    I think you get more traffic than just me and some other guy, though.


    13 October 2009 @ 4:04pm

  2. I can attest to the overall appropriateness of the title, I am a drinker… and I have a mapping problem. To the teetotalers of the world I paraphrase from a Scottish Proverb, “you speak only of my drinking but never my thirst” ; ) In fact Andy I must apologize for not catching your presentation as it came after a beer less lunch that I rectified by ducking out of the conference for a few pints in the hotel bar.

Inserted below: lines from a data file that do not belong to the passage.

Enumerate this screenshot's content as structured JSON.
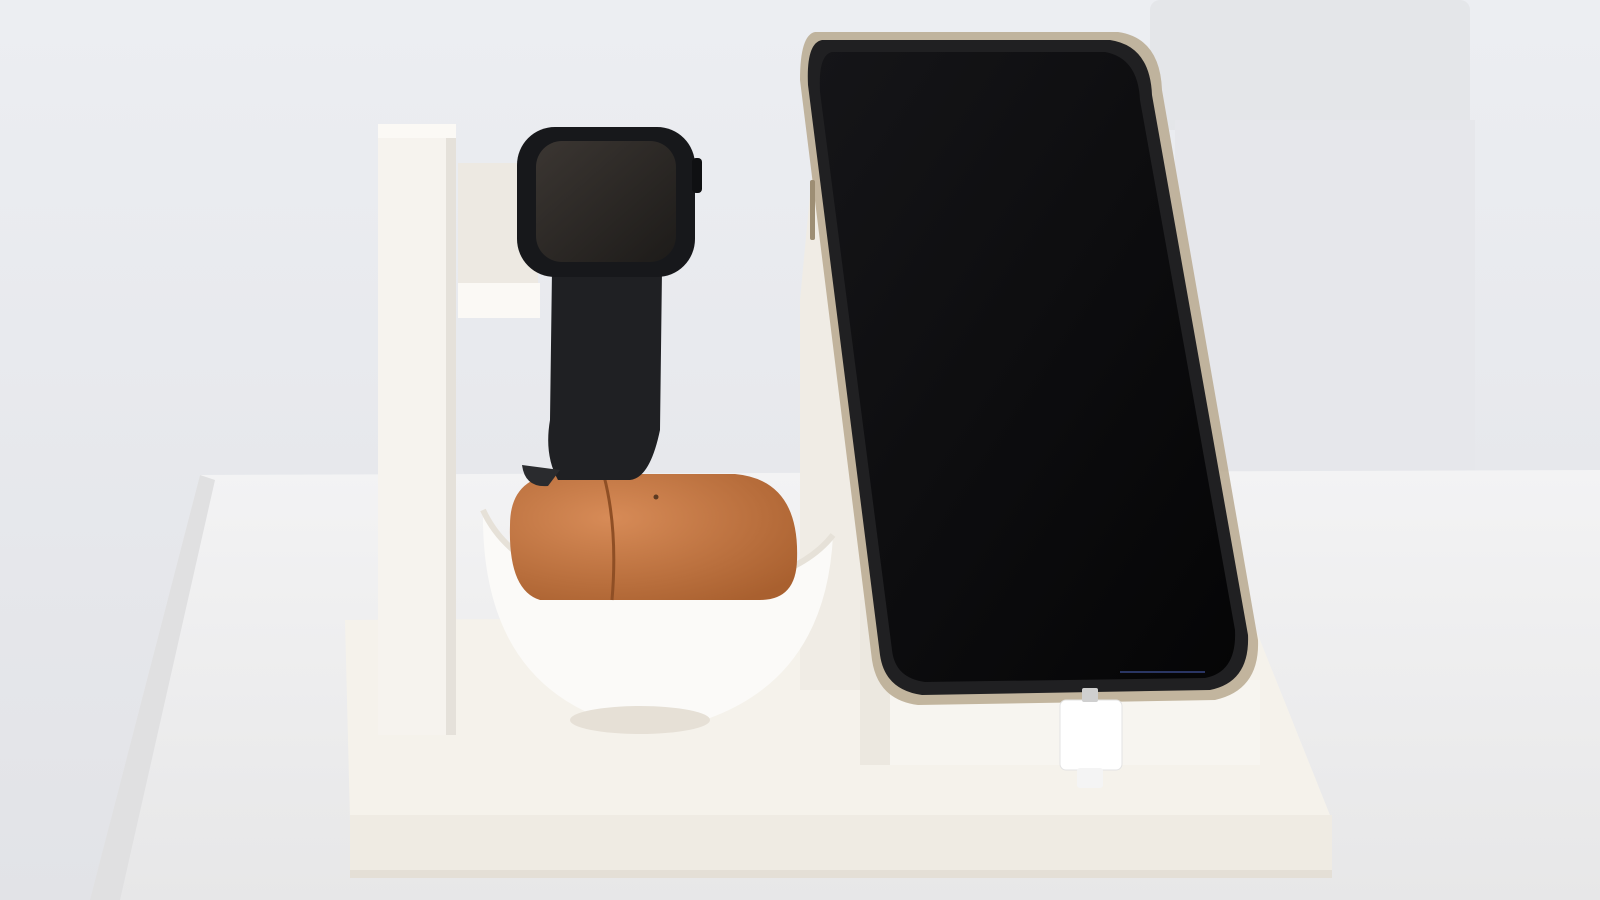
{
  "scene": {
    "description_visible_text": "",
    "objects": [
      {
        "name": "charging-stand",
        "color": "#f4f1ea"
      },
      {
        "name": "smartwatch",
        "color": "#1b1c1f"
      },
      {
        "name": "earbuds-case",
        "color": "#c77a45"
      },
      {
        "name": "smartphone",
        "color": "#0b0b0d"
      },
      {
        "name": "charging-cable",
        "color": "#ffffff"
      }
    ]
  },
  "colors": {
    "wall": "#e9eaee",
    "table": "#f2f2f2",
    "stand": "#f4f1ea",
    "watch": "#1b1c1f",
    "case": "#c77a45",
    "phone_screen": "#0b0b0d",
    "phone_frame": "#b9a98d"
  }
}
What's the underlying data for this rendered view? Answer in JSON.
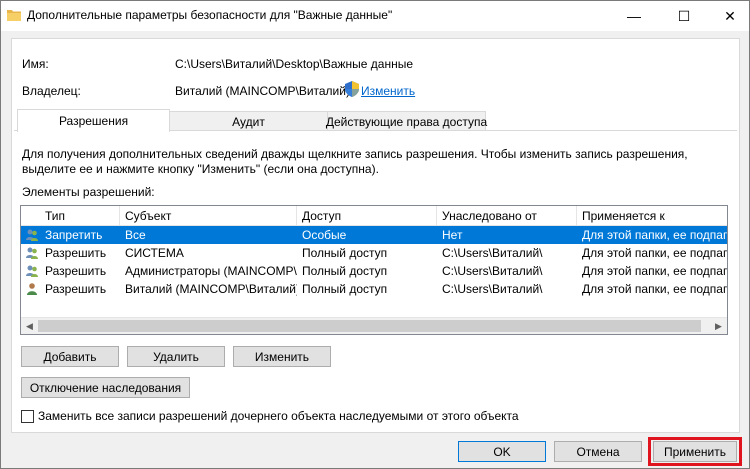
{
  "window": {
    "title": "Дополнительные параметры безопасности  для \"Важные данные\"",
    "minimize": "—",
    "maximize": "☐",
    "close": "✕"
  },
  "info": {
    "name_label": "Имя:",
    "name_value": "C:\\Users\\Виталий\\Desktop\\Важные данные",
    "owner_label": "Владелец:",
    "owner_value": "Виталий (MAINCOMP\\Виталий)",
    "change_link": "Изменить"
  },
  "tabs": [
    {
      "label": "Разрешения",
      "active": true
    },
    {
      "label": "Аудит",
      "active": false
    },
    {
      "label": "Действующие права доступа",
      "active": false
    }
  ],
  "panel": {
    "description": "Для получения дополнительных сведений дважды щелкните запись разрешения. Чтобы изменить запись разрешения, выделите ее и нажмите кнопку \"Изменить\" (если она доступна).",
    "entries_label": "Элементы разрешений:"
  },
  "grid": {
    "columns": [
      "Тип",
      "Субъект",
      "Доступ",
      "Унаследовано от",
      "Применяется к"
    ],
    "rows": [
      {
        "type": "Запретить",
        "subject": "Все",
        "access": "Особые",
        "inherited": "Нет",
        "applies": "Для этой папки, ее подпапок и файлов",
        "icon": "users-icon",
        "selected": true
      },
      {
        "type": "Разрешить",
        "subject": "СИСТЕМА",
        "access": "Полный доступ",
        "inherited": "C:\\Users\\Виталий\\",
        "applies": "Для этой папки, ее подпапок и файлов",
        "icon": "users-icon",
        "selected": false
      },
      {
        "type": "Разрешить",
        "subject": "Администраторы (MAINCOMP\\...",
        "access": "Полный доступ",
        "inherited": "C:\\Users\\Виталий\\",
        "applies": "Для этой папки, ее подпапок и файлов",
        "icon": "users-icon",
        "selected": false
      },
      {
        "type": "Разрешить",
        "subject": "Виталий (MAINCOMP\\Виталий)",
        "access": "Полный доступ",
        "inherited": "C:\\Users\\Виталий\\",
        "applies": "Для этой папки, ее подпапок и файлов",
        "icon": "user-icon",
        "selected": false
      }
    ]
  },
  "buttons": {
    "add": "Добавить",
    "remove": "Удалить",
    "edit": "Изменить",
    "disable_inheritance": "Отключение наследования",
    "ok": "OK",
    "cancel": "Отмена",
    "apply": "Применить"
  },
  "checkbox": {
    "label": "Заменить все записи разрешений дочернего объекта наследуемыми от этого объекта",
    "checked": false
  },
  "colors": {
    "selection": "#0078d7",
    "link": "#0066cc",
    "highlight": "#e0141e"
  }
}
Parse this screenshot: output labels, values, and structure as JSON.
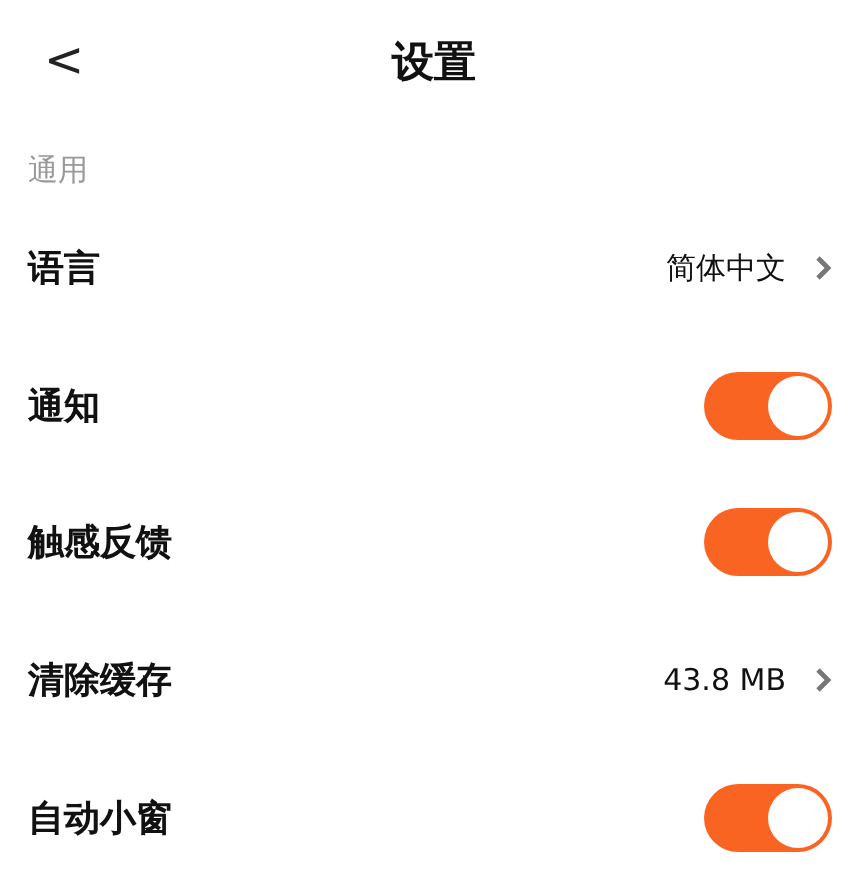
{
  "header": {
    "back": "<",
    "title": "设置"
  },
  "section": "通用",
  "rows": [
    {
      "kind": "link",
      "label": "语言",
      "value": "简体中文"
    },
    {
      "kind": "switch",
      "label": "通知",
      "on": true
    },
    {
      "kind": "switch",
      "label": "触感反馈",
      "on": true
    },
    {
      "kind": "link",
      "label": "清除缓存",
      "value": "43.8 MB"
    },
    {
      "kind": "switch",
      "label": "自动小窗",
      "on": true
    }
  ]
}
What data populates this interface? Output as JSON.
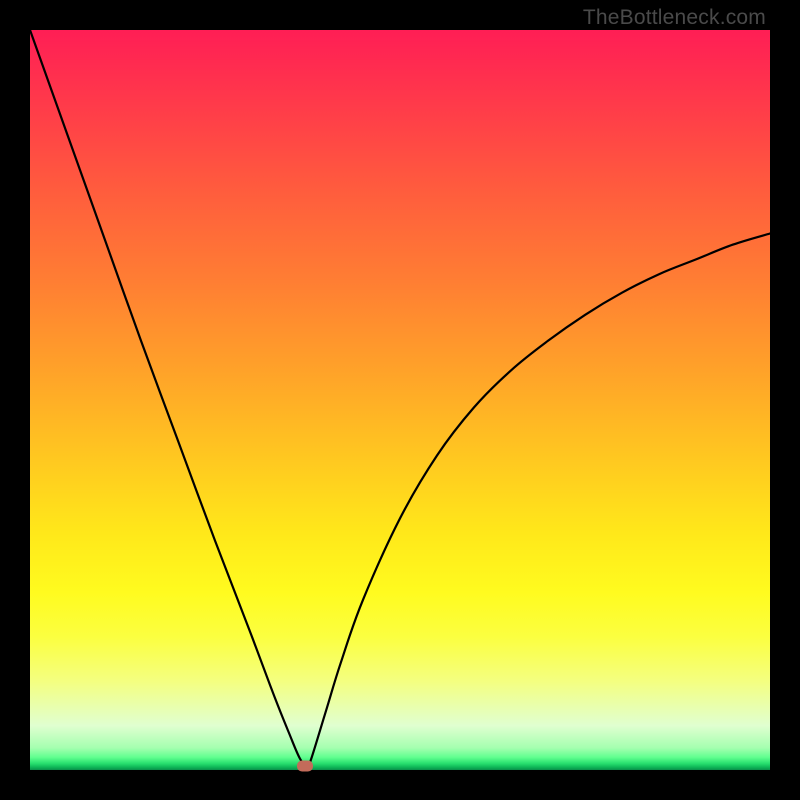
{
  "watermark": "TheBottleneck.com",
  "chart_data": {
    "type": "line",
    "title": "",
    "xlabel": "",
    "ylabel": "",
    "xlim": [
      0,
      100
    ],
    "ylim": [
      0,
      100
    ],
    "grid": false,
    "series": [
      {
        "name": "bottleneck-curve",
        "x": [
          0,
          5,
          10,
          15,
          20,
          25,
          30,
          33,
          35,
          36.5,
          37.5,
          38,
          40,
          42,
          45,
          50,
          55,
          60,
          65,
          70,
          75,
          80,
          85,
          90,
          95,
          100
        ],
        "values": [
          100,
          86,
          72,
          58,
          44.5,
          31,
          18,
          10,
          5,
          1.5,
          0.5,
          1.5,
          8,
          14.5,
          23,
          34,
          42.5,
          49,
          54,
          58,
          61.5,
          64.5,
          67,
          69,
          71,
          72.5
        ]
      }
    ],
    "marker": {
      "x": 37.2,
      "y": 0.5,
      "color": "#c36b5a"
    },
    "background_gradient": {
      "top": "#ff1e55",
      "upper_mid": "#ff7e33",
      "mid": "#ffe81a",
      "lower_mid": "#f4ff80",
      "bottom": "#0a8f4a"
    }
  }
}
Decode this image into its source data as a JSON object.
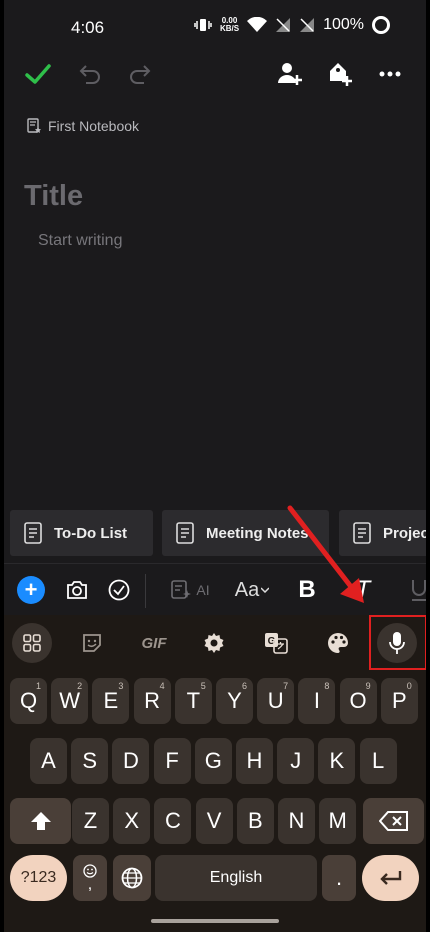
{
  "status_bar": {
    "time": "4:06",
    "net_speed_value": "0.00",
    "net_speed_unit": "KB/S",
    "battery": "100%"
  },
  "toolbar": {
    "done_icon": "check-icon",
    "undo_icon": "undo-icon",
    "redo_icon": "redo-icon",
    "share_icon": "add-person-icon",
    "tag_icon": "add-tag-icon",
    "more_icon": "more-horizontal-icon"
  },
  "note": {
    "notebook_label": "First Notebook",
    "title_placeholder": "Title",
    "body_placeholder": "Start writing"
  },
  "templates": [
    {
      "label": "To-Do List"
    },
    {
      "label": "Meeting Notes"
    },
    {
      "label": "Project"
    }
  ],
  "format_bar": {
    "ai_label": "AI",
    "text_size_label": "Aa",
    "bold_label": "B",
    "italic_label": "T"
  },
  "keyboard_toolbar": {
    "gif_label": "GIF"
  },
  "keyboard": {
    "row1": [
      {
        "key": "Q",
        "hint": "1"
      },
      {
        "key": "W",
        "hint": "2"
      },
      {
        "key": "E",
        "hint": "3"
      },
      {
        "key": "R",
        "hint": "4"
      },
      {
        "key": "T",
        "hint": "5"
      },
      {
        "key": "Y",
        "hint": "6"
      },
      {
        "key": "U",
        "hint": "7"
      },
      {
        "key": "I",
        "hint": "8"
      },
      {
        "key": "O",
        "hint": "9"
      },
      {
        "key": "P",
        "hint": "0"
      }
    ],
    "row2": [
      "A",
      "S",
      "D",
      "F",
      "G",
      "H",
      "J",
      "K",
      "L"
    ],
    "row3": [
      "Z",
      "X",
      "C",
      "V",
      "B",
      "N",
      "M"
    ],
    "symbols_label": "?123",
    "comma_label": ",",
    "space_label": "English",
    "period_label": "."
  },
  "colors": {
    "accent_green": "#2fbf4a",
    "accent_blue": "#1a8cff",
    "annotation_red": "#e02020",
    "enter_key": "#f2d3bf"
  }
}
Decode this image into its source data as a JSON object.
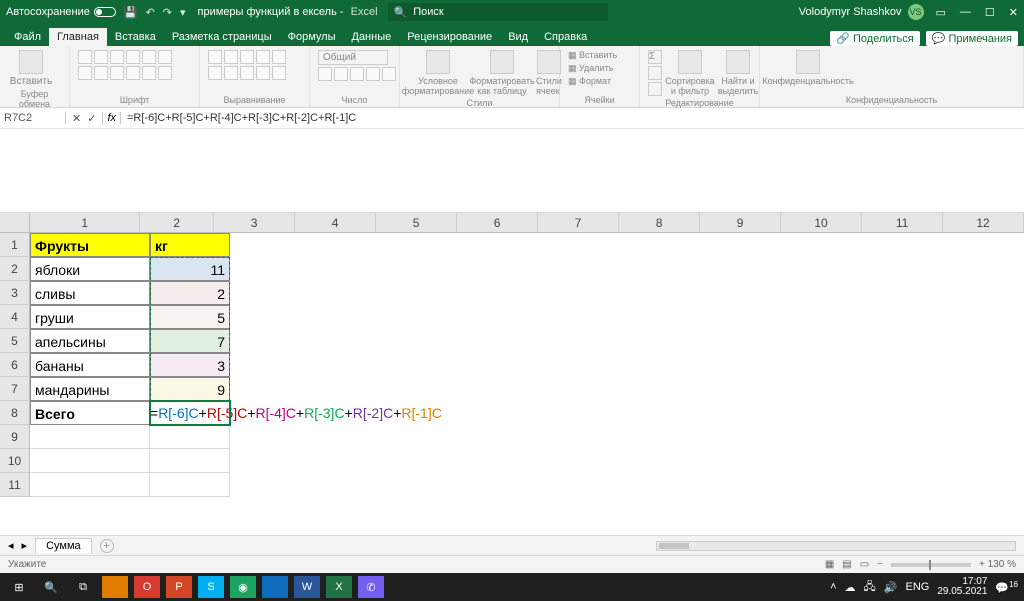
{
  "titlebar": {
    "autosave": "Автосохранение",
    "doc_name": "примеры функций в ексель",
    "app": "Excel",
    "search_placeholder": "Поиск",
    "user": "Volodymyr Shashkov",
    "initials": "VS"
  },
  "tabs": [
    "Файл",
    "Главная",
    "Вставка",
    "Разметка страницы",
    "Формулы",
    "Данные",
    "Рецензирование",
    "Вид",
    "Справка"
  ],
  "active_tab": "Главная",
  "share": "Поделиться",
  "comments": "Примечания",
  "ribbon": {
    "paste": "Вставить",
    "groups": [
      "Буфер обмена",
      "Шрифт",
      "Выравнивание",
      "Число",
      "Стили",
      "Ячейки",
      "Редактирование",
      "Конфиденциальность"
    ],
    "number_fmt": "Общий",
    "cond_fmt": "Условное форматирование",
    "as_table": "Форматировать как таблицу",
    "cell_styles": "Стили ячеек",
    "insert": "Вставить",
    "delete": "Удалить",
    "format": "Формат",
    "sort": "Сортировка и фильтр",
    "find": "Найти и выделить",
    "conf": "Конфиденциальность"
  },
  "namebox": "R7C2",
  "formula": "=R[-6]C+R[-5]C+R[-4]C+R[-3]C+R[-2]C+R[-1]C",
  "cols": [
    "1",
    "2",
    "3",
    "4",
    "5",
    "6",
    "7",
    "8",
    "9",
    "10",
    "11",
    "12"
  ],
  "rows": [
    "1",
    "2",
    "3",
    "4",
    "5",
    "6",
    "7",
    "8",
    "9",
    "10",
    "11"
  ],
  "data": {
    "A1": "Фрукты",
    "B1": "кг",
    "A2": "яблоки",
    "B2": "11",
    "A3": "сливы",
    "B3": "2",
    "A4": "груши",
    "B4": "5",
    "A5": "апельсины",
    "B5": "7",
    "A6": "бананы",
    "B6": "3",
    "A7": "мандарины",
    "B7": "9",
    "A8": "Всего"
  },
  "editing_formula": {
    "p0": "=",
    "p1": "R[-6]C",
    "p2": "+",
    "p3": "R[-5]C",
    "p4": "+",
    "p5": "R[-4]C",
    "p6": "+",
    "p7": "R[-3]C",
    "p8": "+",
    "p9": "R[-2]C",
    "p10": "+",
    "p11": "R[-1]C"
  },
  "sheet": "Сумма",
  "statusbar": {
    "mode": "Укажите",
    "zoom": "+ 130 %"
  },
  "taskbar": {
    "lang": "ENG",
    "time": "17:07",
    "date": "29.05.2021",
    "notif": "16"
  }
}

    This was my first NACIS conference and it was indeed a lot of fun, though I must admit I found the party room a bit stuffy. My contact making may have suffered at my desire to immediately get the hell out of there and again retire to the hotel bar with a buddy. Maybe next year I will make a stand and actually shake a few hands.

    Next time it might be nice to encourage a number of the Pub crowd (if there is one) to find a real bar to hang out in.

    David Medeiros
    14 October 2009 @ 2:00pm

  3. A beer-less lunch at NACIS? That sounds terrible. I had a lunch beer before my talk, though granted it was like four hours before.

    This year’s “hospitality suite” was better than last year’s by miles, but in the past four years (my experience), the room in Madison in 2006 could not be beaten. It was an honest-to-goodness bar/lounge that we had all to ourselves on the top floor of the hotel. The hotel didn’t leave it stocked for us, sadly, but you take what you can get.

    Andy Woodruff
    14 October 2009 @ 3:19pm